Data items
--- START ---

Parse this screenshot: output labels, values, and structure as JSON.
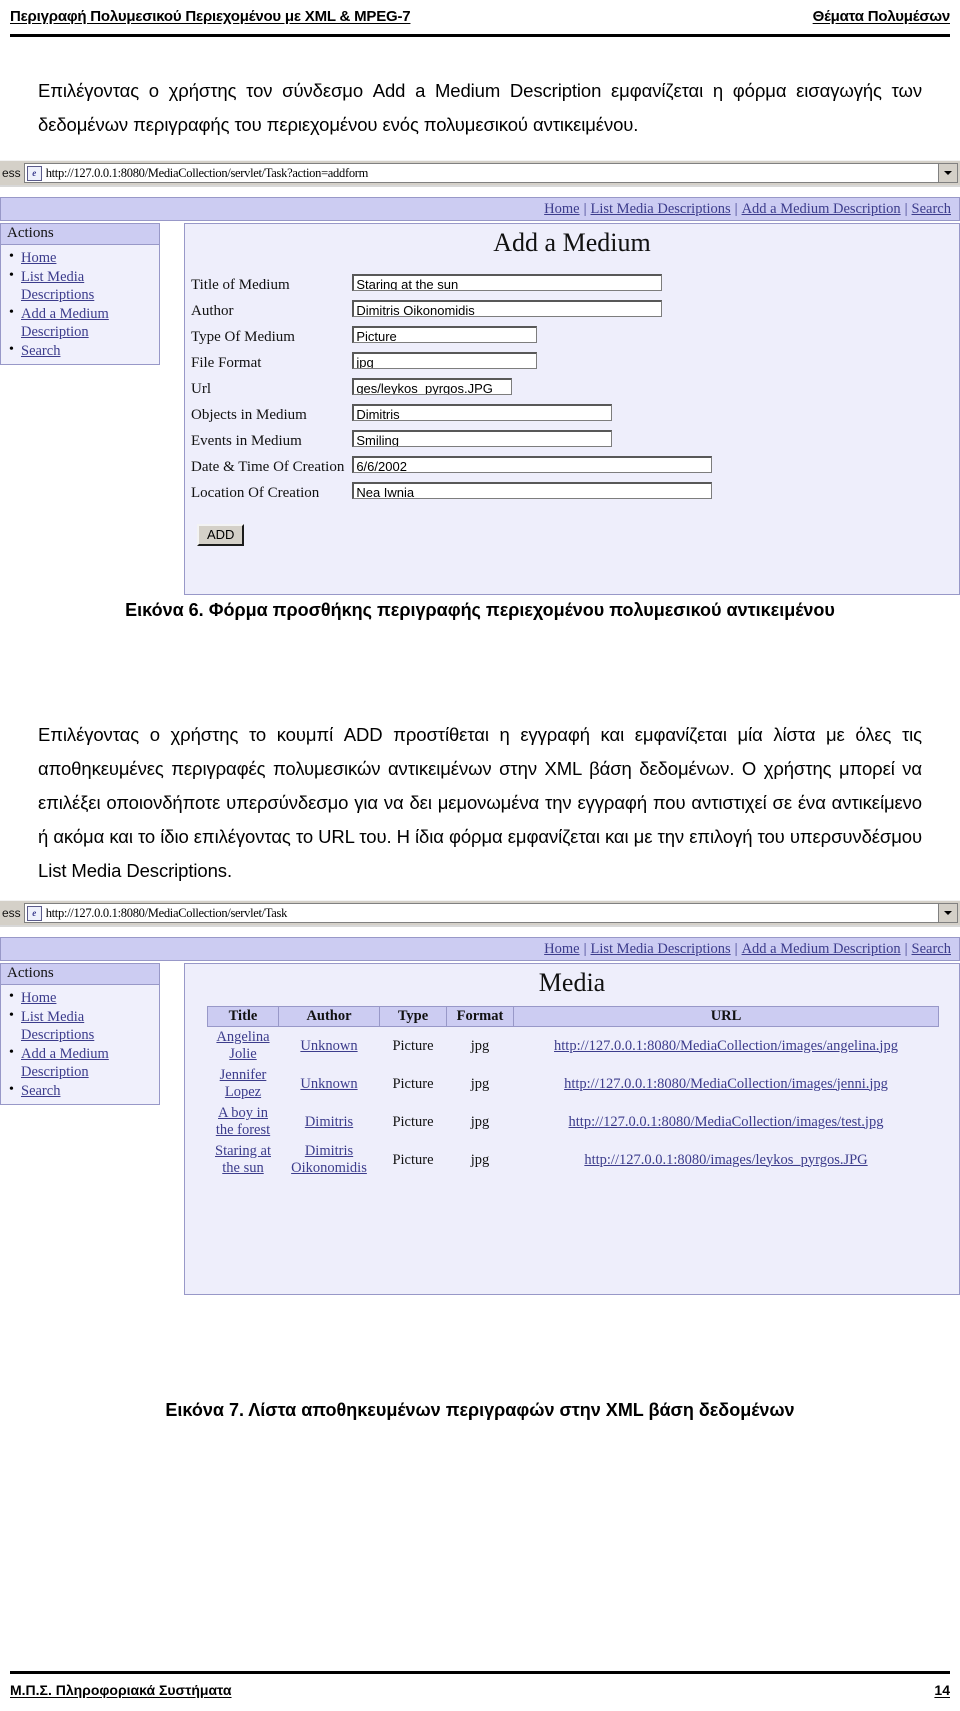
{
  "header": {
    "left": "Περιγραφή Πολυμεσικού Περιεχομένου με XML & MPEG-7",
    "right": "Θέματα Πολυμέσων"
  },
  "paragraph_1": "Επιλέγοντας ο χρήστης τον σύνδεσμο Add a Medium Description εμφανίζεται η φόρμα εισαγωγής των δεδομένων περιγραφής του περιεχομένου ενός πολυμεσικού αντικειμένου.",
  "figure6": {
    "caption": "Εικόνα 6. Φόρμα προσθήκης περιγραφής περιεχομένου πολυμεσικού αντικειμένου",
    "browser": {
      "address_label": "ess",
      "url": "http://127.0.0.1:8080/MediaCollection/servlet/Task?action=addform",
      "dropdown_icon": "chevron-down-icon",
      "ie_icon": "e"
    },
    "nav": {
      "items": [
        "Home",
        "List Media Descriptions",
        "Add a Medium Description",
        "Search"
      ],
      "separator": "|"
    },
    "sidebar": {
      "title": "Actions",
      "items": [
        "Home",
        "List Media Descriptions",
        "Add a Medium Description",
        "Search"
      ]
    },
    "page_title": "Add a Medium",
    "fields": [
      {
        "label": "Title of Medium",
        "value": "Staring at the sun",
        "width": "w-xl"
      },
      {
        "label": "Author",
        "value": "Dimitris Oikonomidis",
        "width": "w-xl"
      },
      {
        "label": "Type Of Medium",
        "value": "Picture",
        "width": "w-md"
      },
      {
        "label": "File Format",
        "value": "jpg",
        "width": "w-md"
      },
      {
        "label": "Url",
        "value": "ges/leykos_pyrgos.JPG",
        "width": "w-sm"
      },
      {
        "label": "Objects in Medium",
        "value": "Dimitris",
        "width": "w-lg"
      },
      {
        "label": "Events in Medium",
        "value": "Smiling",
        "width": "w-lg"
      },
      {
        "label": "Date & Time Of Creation",
        "value": "6/6/2002",
        "width": "w-xxl"
      },
      {
        "label": "Location Of Creation",
        "value": "Nea Iwnia",
        "width": "w-xxl"
      }
    ],
    "submit_label": "ADD"
  },
  "paragraph_2": "Επιλέγοντας ο χρήστης το κουμπί ADD προστίθεται η εγγραφή και εμφανίζεται μία λίστα με όλες τις αποθηκευμένες περιγραφές πολυμεσικών αντικειμένων στην XML βάση δεδομένων. Ο χρήστης μπορεί να επιλέξει οποιονδήποτε υπερσύνδεσμο για να δει μεμονωμένα την εγγραφή που αντιστιχεί σε ένα αντικείμενο ή ακόμα και το ίδιο επιλέγοντας το URL του. Η ίδια φόρμα εμφανίζεται και με την επιλογή του υπερσυνδέσμου List Media Descriptions.",
  "figure7": {
    "caption": "Εικόνα 7. Λίστα αποθηκευμένων περιγραφών στην XML βάση δεδομένων",
    "browser": {
      "address_label": "ess",
      "url": "http://127.0.0.1:8080/MediaCollection/servlet/Task",
      "dropdown_icon": "chevron-down-icon",
      "ie_icon": "e"
    },
    "nav": {
      "items": [
        "Home",
        "List Media Descriptions",
        "Add a Medium Description",
        "Search"
      ],
      "separator": "|"
    },
    "sidebar": {
      "title": "Actions",
      "items": [
        "Home",
        "List Media Descriptions",
        "Add a Medium Description",
        "Search"
      ]
    },
    "page_title": "Media",
    "table": {
      "columns": [
        "Title",
        "Author",
        "Type",
        "Format",
        "URL"
      ],
      "rows": [
        {
          "title": "Angelina Jolie",
          "author": "Unknown",
          "type": "Picture",
          "format": "jpg",
          "url": "http://127.0.0.1:8080/MediaCollection/images/angelina.jpg"
        },
        {
          "title": "Jennifer Lopez",
          "author": "Unknown",
          "type": "Picture",
          "format": "jpg",
          "url": "http://127.0.0.1:8080/MediaCollection/images/jenni.jpg"
        },
        {
          "title": "A boy in the forest",
          "author": "Dimitris",
          "type": "Picture",
          "format": "jpg",
          "url": "http://127.0.0.1:8080/MediaCollection/images/test.jpg"
        },
        {
          "title": "Staring at the sun",
          "author": "Dimitris Oikonomidis",
          "type": "Picture",
          "format": "jpg",
          "url": "http://127.0.0.1:8080/images/leykos_pyrgos.JPG"
        }
      ]
    }
  },
  "footer": {
    "left": "Μ.Π.Σ. Πληροφοριακά Συστήματα",
    "page_number": "14"
  }
}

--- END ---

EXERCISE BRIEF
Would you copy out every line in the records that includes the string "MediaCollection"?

EXERCISE ANSWER
      "url": "http://127.0.0.1:8080/MediaCollection/servlet/Task?action=addform",
      "url": "http://127.0.0.1:8080/MediaCollection/servlet/Task",
          "url": "http://127.0.0.1:8080/MediaCollection/images/angelina.jpg"
          "url": "http://127.0.0.1:8080/MediaCollection/images/jenni.jpg"
          "url": "http://127.0.0.1:8080/MediaCollection/images/test.jpg"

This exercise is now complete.